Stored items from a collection
··········

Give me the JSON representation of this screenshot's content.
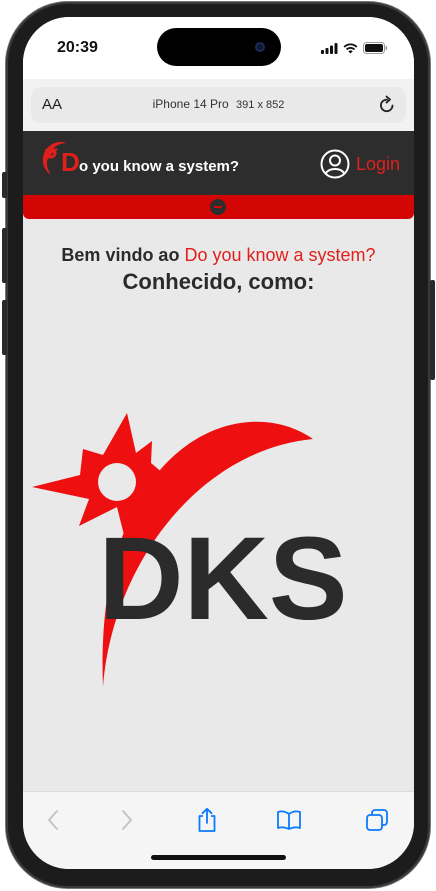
{
  "statusbar": {
    "time": "20:39"
  },
  "browser": {
    "text_size_label": "AA",
    "device_name": "iPhone 14 Pro",
    "device_dims": "391 x 852"
  },
  "site": {
    "brand": {
      "initial": "D",
      "text": "o you know a system?"
    },
    "login_label": "Login",
    "welcome_prefix": "Bem vindo ao",
    "welcome_accent": "Do you know a system?",
    "subtitle": "Conhecido, como:",
    "logo_text": "DKS"
  },
  "colors": {
    "brand_red": "#e0201c",
    "bar_red": "#d40505",
    "header_dark": "#2d2d2d",
    "content_bg": "#e9e9e9",
    "toolbar_blue": "#0a7aff"
  },
  "toolbar": {
    "buttons": [
      "back-icon",
      "forward-icon",
      "share-icon",
      "bookmarks-icon",
      "tabs-icon"
    ]
  }
}
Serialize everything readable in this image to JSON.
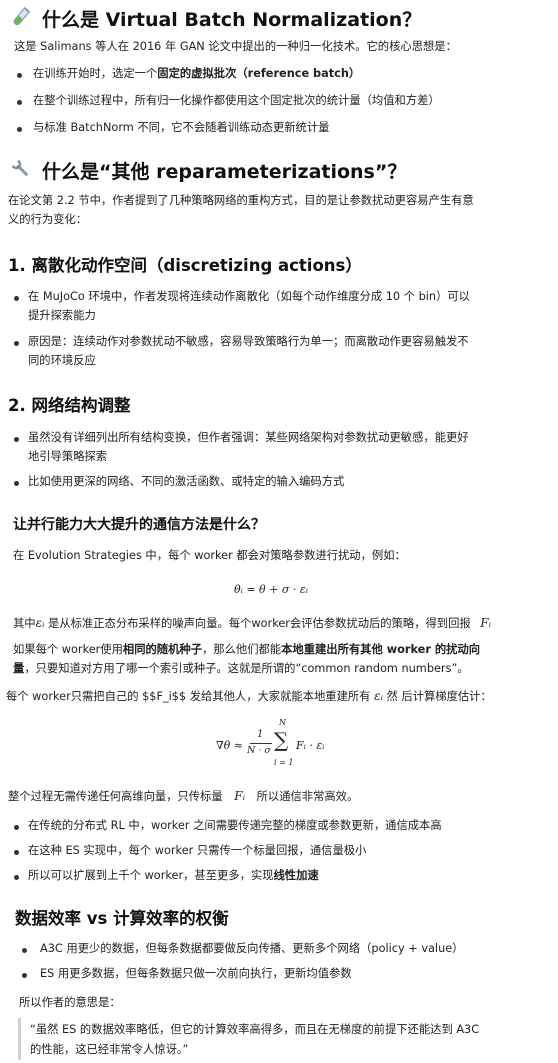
{
  "section1": {
    "icon": "test-tube-icon",
    "title": "什么是 Virtual Batch Normalization？",
    "intro": "这是 Salimans 等人在 2016 年 GAN 论文中提出的一种归一化技术。它的核心思想是：",
    "bullets": [
      {
        "pre": "在训练开始时，选定一个",
        "bold": "固定的虚拟批次（reference batch）",
        "post": ""
      },
      {
        "pre": "在整个训练过程中，所有归一化操作都使用这个固定批次的统计量（均值和方差）",
        "bold": "",
        "post": ""
      },
      {
        "pre": "与标准 BatchNorm 不同，它不会随着训练动态更新统计量",
        "bold": "",
        "post": ""
      }
    ]
  },
  "section2": {
    "icon": "wrench-icon",
    "title": "什么是“其他 reparameterizations”？",
    "intro_line1": "在论文第 2.2 节中，作者提到了几种策略网络的重构方式，目的是让参数扰动更容易产生有意",
    "intro_line2": "义的行为变化：",
    "sub1": {
      "title": "1. 离散化动作空间（discretizing actions）",
      "bullets": [
        [
          "在 MuJoCo 环境中，作者发现将连续动作离散化（如每个动作维度分成 10 个 bin）可以",
          "提升探索能力"
        ],
        [
          "原因是：连续动作对参数扰动不敏感，容易导致策略行为单一；而离散动作更容易触发不",
          "同的环境反应"
        ]
      ]
    },
    "sub2": {
      "title": "2. 网络结构调整",
      "bullets": [
        [
          "虽然没有详细列出所有结构变换，但作者强调：某些网络架构对参数扰动更敏感，能更好",
          "地引导策略探索"
        ],
        [
          "比如使用更深的网络、不同的激活函数、或特定的输入编码方式"
        ]
      ]
    }
  },
  "section3": {
    "title": "让并行能力大大提升的通信方法是什么？",
    "line1": "在 Evolution Strategies 中，每个 worker 都会对策略参数进行扰动，例如：",
    "eq1": "θᵢ = θ + σ · εᵢ",
    "line2_pre": "其中",
    "line2_eps": "εᵢ",
    "line2_post": " 是从标准正态分布采样的噪声向量。每个worker会评估参数扰动后的策略，得到回报",
    "line2_F": "Fᵢ",
    "line3_pre": "如果每个 worker使用",
    "line3_b1": "相同的随机种子",
    "line3_mid": "，那么他们都能",
    "line3_b2": "本地重建出所有其他 worker 的扰动向",
    "line4_b": "量",
    "line4_post": "，只要知道对方用了哪一个索引或种子。这就是所谓的“common random numbers”。",
    "line5_pre": "每个 worker只需把自己的 $$F_i$$ 发给其他人，大家就能本地重建所有",
    "line5_eps": "εᵢ",
    "line5_post": "然 后计算梯度估计：",
    "eq2_lhs": "∇θ ≈",
    "eq2_num": "1",
    "eq2_den": "N · σ",
    "eq2_sum": "∑",
    "eq2_top": "N",
    "eq2_bot": "i = 1",
    "eq2_rhs": "Fᵢ · εᵢ",
    "line6_pre": "整个过程无需传递任何高维向量，只传标量",
    "line6_F": "Fᵢ",
    "line6_post": "所以通信非常高效。",
    "bullets": [
      {
        "pre": "在传统的分布式 RL 中，worker 之间需要传递完整的梯度或参数更新，通信成本高",
        "bold": ""
      },
      {
        "pre": "在这种 ES 实现中，每个 worker 只需传一个标量回报，通信量极小",
        "bold": ""
      },
      {
        "pre": "所以可以扩展到上千个 worker，甚至更多，实现",
        "bold": "线性加速"
      }
    ]
  },
  "section4": {
    "title": "数据效率 vs 计算效率的权衡",
    "bullets": [
      "A3C 用更少的数据，但每条数据都要做反向传播、更新多个网络（policy + value）",
      "ES 用更多数据，但每条数据只做一次前向执行，更新均值参数"
    ],
    "conclusion": "所以作者的意思是：",
    "quote_line1": "“虽然 ES 的数据效率略低，但它的计算效率高得多，而且在无梯度的前提下还能达到 A3C",
    "quote_line2": "的性能，这已经非常令人惊讶。”"
  }
}
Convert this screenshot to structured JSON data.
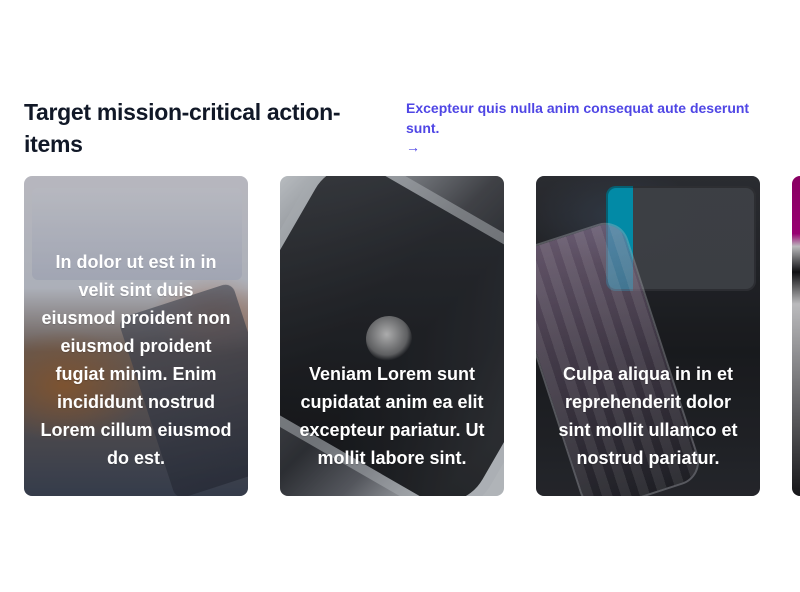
{
  "section": {
    "title": "Target mission-critical action-items",
    "aside_text": "Excepteur quis nulla anim consequat aute deserunt sunt.",
    "aside_link_label": "→",
    "colors": {
      "title": "#111827",
      "accent": "#4f46e5",
      "card_text": "#ffffff"
    }
  },
  "cards": [
    {
      "text": "In dolor ut est in in velit sint duis eiusmod proident non eiusmod proident fugiat minim. Enim incididunt nostrud Lorem cillum eiusmod do est.",
      "image": "laptop-hands"
    },
    {
      "text": "Veniam Lorem sunt cupidatat anim ea elit excepteur pariatur. Ut mollit labore sint.",
      "image": "phone-closeup"
    },
    {
      "text": "Culpa aliqua in in et reprehenderit dolor sint mollit ullamco et nostrud pariatur.",
      "image": "phone-keyboard"
    },
    {
      "text": "",
      "image": "partial-colorful"
    }
  ]
}
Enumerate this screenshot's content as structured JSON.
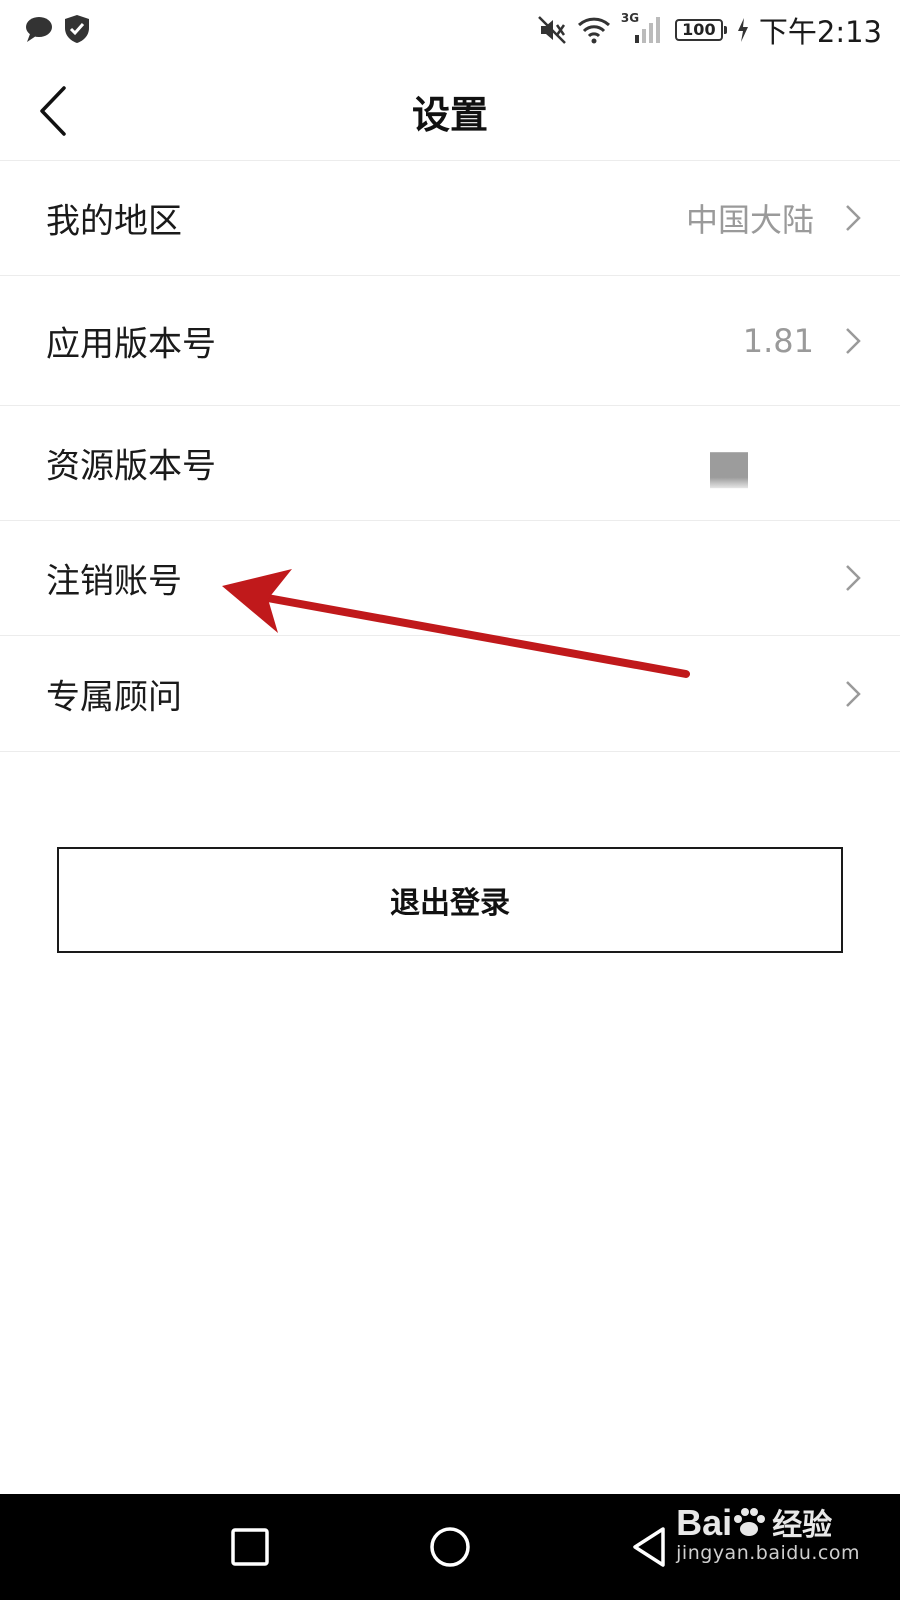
{
  "status_bar": {
    "time": "下午2:13",
    "battery": "100",
    "network": "3G",
    "left_icons": [
      "chat-bubble-icon",
      "shield-check-icon"
    ],
    "right_icons": [
      "mute-icon",
      "wifi-icon",
      "signal-icon",
      "battery-icon",
      "charging-icon"
    ]
  },
  "header": {
    "title": "设置",
    "back_icon": "chevron-left-icon"
  },
  "settings": {
    "items": [
      {
        "label": "我的地区",
        "value": "中国大陆",
        "chevron": true
      },
      {
        "label": "应用版本号",
        "value": "1.81",
        "chevron": true
      },
      {
        "label": "资源版本号",
        "value": "",
        "chevron": false
      },
      {
        "label": "注销账号",
        "value": "",
        "chevron": true
      },
      {
        "label": "专属顾问",
        "value": "",
        "chevron": true
      }
    ]
  },
  "logout": {
    "label": "退出登录"
  },
  "annotation": {
    "color": "#c0191b",
    "target": "注销账号"
  },
  "nav_bar": {
    "buttons": [
      "recent-apps-icon",
      "home-icon",
      "back-triangle-icon"
    ],
    "watermark_logo": "Bai",
    "watermark_logo_cn": "经验",
    "watermark_url": "jingyan.baidu.com"
  },
  "colors": {
    "text": "#1a1a1a",
    "secondary_text": "#9a9a9a",
    "divider": "#ececec",
    "nav_bg": "#000000"
  }
}
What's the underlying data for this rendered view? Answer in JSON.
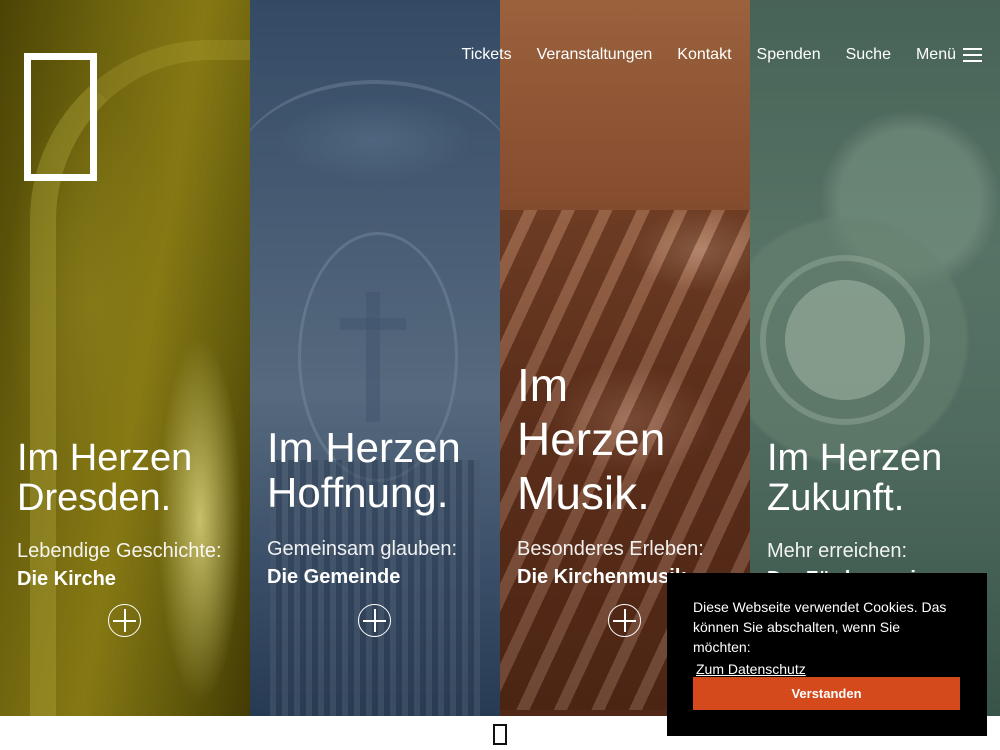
{
  "nav": {
    "items": [
      "Tickets",
      "Veranstaltungen",
      "Kontakt",
      "Spenden",
      "Suche"
    ],
    "menu_label": "Menü"
  },
  "panels": [
    {
      "headline": "Im Herzen Dresden.",
      "subtitle": "Lebendige Geschichte:",
      "link": "Die Kirche",
      "tint": "#8c801c"
    },
    {
      "headline": "Im Herzen Hoffnung.",
      "subtitle": "Gemeinsam glauben:",
      "link": "Die Gemeinde",
      "tint": "#58687a"
    },
    {
      "headline": "Im Herzen Musik.",
      "subtitle": "Besonderes Erleben:",
      "link": "Die Kirchenmusik",
      "tint": "#7c4e35"
    },
    {
      "headline": "Im Herzen Zukunft.",
      "subtitle": "Mehr erreichen:",
      "link": "Der Förderverein",
      "tint": "#637a6c"
    }
  ],
  "cookie_banner": {
    "message": "Diese Webseite verwendet Cookies. Das können Sie abschalten, wenn Sie möchten:",
    "link": "Zum Datenschutz",
    "button": "Verstanden",
    "background": "#000000",
    "button_color": "#d54a1c"
  },
  "icons": {
    "logo": "logo-frame-icon",
    "menu": "hamburger-icon",
    "expand": "plus-circle-icon",
    "bottom": "rectangle-outline-icon"
  }
}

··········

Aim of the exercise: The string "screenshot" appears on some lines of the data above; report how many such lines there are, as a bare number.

Solution for this exercise: 3